In 1999, as a result of an initiative by Köbi Gantenbein, chief editor of the magazine Hochpaterre, we were invited to St. Moritz (Switzerland) to talk with local officials from the culture and tourism departments about the establishment of a new design event. We proposed to invite important international design professionals to come to St. Moritz for three days each year before Christmas in order to discuss essential new design perspectives. We suggested, however, doing this without an audience because, otherwise, these kinds of discussions tend to turn into marketing events. The St. Moritz officials loved the idea and, starting in 2000, the St. Moritz Design Summit took place for the first time (followed by seven more editions) in the exclusive Suvretta House. To secure the summit’s financing, Michael Erlhoff (who, in 1991, together with British American Tobacco/BAT had founded the Raymond Loewy Foundation for the promotion of design) was able to get BAT, and thus the foundation, on board to support the project. And so we invited 30 excellent design experts each year to …
A term that has been invented by Uta Brandes and Michael Erlhoff: “Non Intentional Design” describes what people do spontaneously and without any deliberate intention because they are faced with a sudden problem that they have or want to solve. NID refers to the use and conversion of many objects by people in their everyday lives. NID defies any norm, endows seemingly unambiguous objects with a variety of design options. It implies transformation and intelligent new functions. It arises from temporary situations of lacking something as well as from convenience or playfulness. It cuts costs and can reduce the overabundance of products. More often than not it is reversible or the used-up product finds a new and final purpose. NID is about the use and “exploitation” of objects already defined: The chair (also) becomes a coat stand, a surface to put things on, a ladder, or by piling books on the seat a children’s chair. Paperclips are (also) suitable for cleaning fingernails. Magnets on the refrigerator turn it into a notice board. Steps are not …
Designers we met in Milano in 2000.
Lyrics, music and vocals: Tanja Godlewsky and Claudia Leu (now: Claudia Herling) Arrangement and production: Oliver J. Leu and David Oswald When Tanja Godlewsky and Claudia Leu were still students at KISD (and also a few years after they had graduated), they sometimes performed wonderful, self-created songs at special events. Legendary. Oliver Leu and David Oswald were also KISD students. Today, all four are professional designers and teach at various universities.
In 1990 the German Design Council organised a conference about the necessity to include design as an important tool for the further European development. Based on the approval of the European Union, and particularly supported by the design Associations of Spain, Italy and France it took place in the European Patent Office in Munich.
Photos of some of the most important and competent small publishers. -> Flickr Album
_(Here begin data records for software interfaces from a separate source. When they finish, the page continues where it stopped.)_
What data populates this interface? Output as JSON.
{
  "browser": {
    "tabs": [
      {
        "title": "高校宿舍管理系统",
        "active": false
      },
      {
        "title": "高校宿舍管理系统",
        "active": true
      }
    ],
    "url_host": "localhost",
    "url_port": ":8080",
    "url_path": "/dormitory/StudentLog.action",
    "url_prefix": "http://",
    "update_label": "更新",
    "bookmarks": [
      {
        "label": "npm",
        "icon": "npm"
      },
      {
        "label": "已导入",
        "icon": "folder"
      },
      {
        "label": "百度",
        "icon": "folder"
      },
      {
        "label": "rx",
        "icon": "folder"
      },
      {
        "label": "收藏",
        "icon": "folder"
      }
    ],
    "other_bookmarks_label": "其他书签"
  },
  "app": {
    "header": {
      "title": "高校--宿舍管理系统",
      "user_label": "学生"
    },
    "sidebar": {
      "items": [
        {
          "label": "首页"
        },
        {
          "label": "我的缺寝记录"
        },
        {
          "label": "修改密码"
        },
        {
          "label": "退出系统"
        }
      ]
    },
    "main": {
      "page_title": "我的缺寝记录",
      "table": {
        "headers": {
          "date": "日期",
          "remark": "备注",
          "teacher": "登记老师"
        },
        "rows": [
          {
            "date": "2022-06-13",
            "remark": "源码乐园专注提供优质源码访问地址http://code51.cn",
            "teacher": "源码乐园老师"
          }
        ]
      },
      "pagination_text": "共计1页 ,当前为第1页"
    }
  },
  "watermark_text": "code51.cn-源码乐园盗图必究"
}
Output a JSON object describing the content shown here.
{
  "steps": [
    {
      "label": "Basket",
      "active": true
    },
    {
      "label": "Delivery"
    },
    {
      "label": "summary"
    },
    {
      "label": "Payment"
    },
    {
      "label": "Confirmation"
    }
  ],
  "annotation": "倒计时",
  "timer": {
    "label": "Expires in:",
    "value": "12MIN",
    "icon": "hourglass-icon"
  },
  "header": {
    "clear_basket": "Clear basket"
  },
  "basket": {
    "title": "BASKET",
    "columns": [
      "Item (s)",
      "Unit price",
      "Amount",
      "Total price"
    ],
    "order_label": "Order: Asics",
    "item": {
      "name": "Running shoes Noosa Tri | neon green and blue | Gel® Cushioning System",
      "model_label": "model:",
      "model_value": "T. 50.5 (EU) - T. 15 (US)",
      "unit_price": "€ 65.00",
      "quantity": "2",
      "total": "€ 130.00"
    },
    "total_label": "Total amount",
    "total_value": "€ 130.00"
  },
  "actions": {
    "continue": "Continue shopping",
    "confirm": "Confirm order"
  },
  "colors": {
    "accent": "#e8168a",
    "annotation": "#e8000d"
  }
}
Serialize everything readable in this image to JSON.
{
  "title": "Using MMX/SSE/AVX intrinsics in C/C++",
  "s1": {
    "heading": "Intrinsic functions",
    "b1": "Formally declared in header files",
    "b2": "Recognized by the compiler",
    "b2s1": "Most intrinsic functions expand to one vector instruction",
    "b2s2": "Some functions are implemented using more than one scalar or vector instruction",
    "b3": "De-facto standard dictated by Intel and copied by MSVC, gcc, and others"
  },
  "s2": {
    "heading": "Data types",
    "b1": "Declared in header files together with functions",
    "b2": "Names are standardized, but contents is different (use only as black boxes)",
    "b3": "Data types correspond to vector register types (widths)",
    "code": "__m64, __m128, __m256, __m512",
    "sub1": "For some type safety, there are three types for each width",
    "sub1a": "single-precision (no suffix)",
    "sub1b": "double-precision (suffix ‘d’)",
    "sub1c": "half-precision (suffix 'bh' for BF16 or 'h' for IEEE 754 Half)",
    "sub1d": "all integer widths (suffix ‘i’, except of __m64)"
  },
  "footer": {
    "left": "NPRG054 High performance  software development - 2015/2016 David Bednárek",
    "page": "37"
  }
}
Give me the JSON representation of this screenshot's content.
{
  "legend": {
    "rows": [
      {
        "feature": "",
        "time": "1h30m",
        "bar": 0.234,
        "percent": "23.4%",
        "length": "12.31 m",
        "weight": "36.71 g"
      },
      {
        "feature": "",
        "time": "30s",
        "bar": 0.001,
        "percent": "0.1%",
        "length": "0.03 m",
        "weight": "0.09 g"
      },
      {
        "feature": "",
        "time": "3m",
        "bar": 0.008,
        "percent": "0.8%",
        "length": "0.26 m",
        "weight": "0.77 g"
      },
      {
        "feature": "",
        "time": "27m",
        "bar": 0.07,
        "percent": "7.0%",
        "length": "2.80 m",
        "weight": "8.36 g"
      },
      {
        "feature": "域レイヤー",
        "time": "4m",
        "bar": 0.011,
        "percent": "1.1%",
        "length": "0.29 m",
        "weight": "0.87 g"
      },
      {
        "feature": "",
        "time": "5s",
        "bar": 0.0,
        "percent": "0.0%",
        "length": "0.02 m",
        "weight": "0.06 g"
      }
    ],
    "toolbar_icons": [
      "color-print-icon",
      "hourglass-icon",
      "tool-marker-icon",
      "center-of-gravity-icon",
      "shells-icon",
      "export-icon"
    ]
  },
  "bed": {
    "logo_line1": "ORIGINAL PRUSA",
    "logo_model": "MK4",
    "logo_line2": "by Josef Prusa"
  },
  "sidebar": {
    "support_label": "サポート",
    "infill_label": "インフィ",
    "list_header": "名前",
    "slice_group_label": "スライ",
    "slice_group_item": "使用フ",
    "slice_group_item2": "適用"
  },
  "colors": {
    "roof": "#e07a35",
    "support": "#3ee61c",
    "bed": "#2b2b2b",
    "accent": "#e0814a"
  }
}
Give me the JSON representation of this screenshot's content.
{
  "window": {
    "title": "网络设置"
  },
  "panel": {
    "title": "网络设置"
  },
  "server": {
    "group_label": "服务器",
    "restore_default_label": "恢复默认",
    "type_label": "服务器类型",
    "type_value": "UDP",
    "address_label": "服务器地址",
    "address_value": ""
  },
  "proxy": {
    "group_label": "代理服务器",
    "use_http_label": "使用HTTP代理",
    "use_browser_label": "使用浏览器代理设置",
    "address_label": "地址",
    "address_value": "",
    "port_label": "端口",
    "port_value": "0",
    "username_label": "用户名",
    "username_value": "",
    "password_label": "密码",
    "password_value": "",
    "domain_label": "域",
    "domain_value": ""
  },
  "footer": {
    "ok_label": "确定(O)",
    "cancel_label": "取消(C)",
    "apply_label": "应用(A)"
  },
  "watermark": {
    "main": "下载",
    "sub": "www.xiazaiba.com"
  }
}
In 1980, the annual meeting of “Internationales Künstler-Gremium/IKG“ (International Artists Committee), which had been founded by Joseph Beuys, took place in Hanover. In the same year, Uta Brandes and Michael Erlhoff organised a reading of experimental literature at the Sprengel Museum with the title „New Poetry“. On this occasion, one also convened at the home of Uta and Michael, which, at the time, was located on 26 Warmbüchen Street in Hanover.
Unsatisfied with both the largely miserable quality and local presence of Hannover-based writers, Uta Brandes and Michael Erlhoff placed a distinctive note in the local paper HA.Z: all those considering themselves writers should convene in front of the opera house for a joint reading session on a Saturday , 12 pm, in November 1980. About 100 people came and started, after a signal, to read their texts. A simultaneous reading that, naturally, became increasingly louder as everyone tried to be louder, and thus to have more presence, than the others. The session was recorded with a non-professional recording device.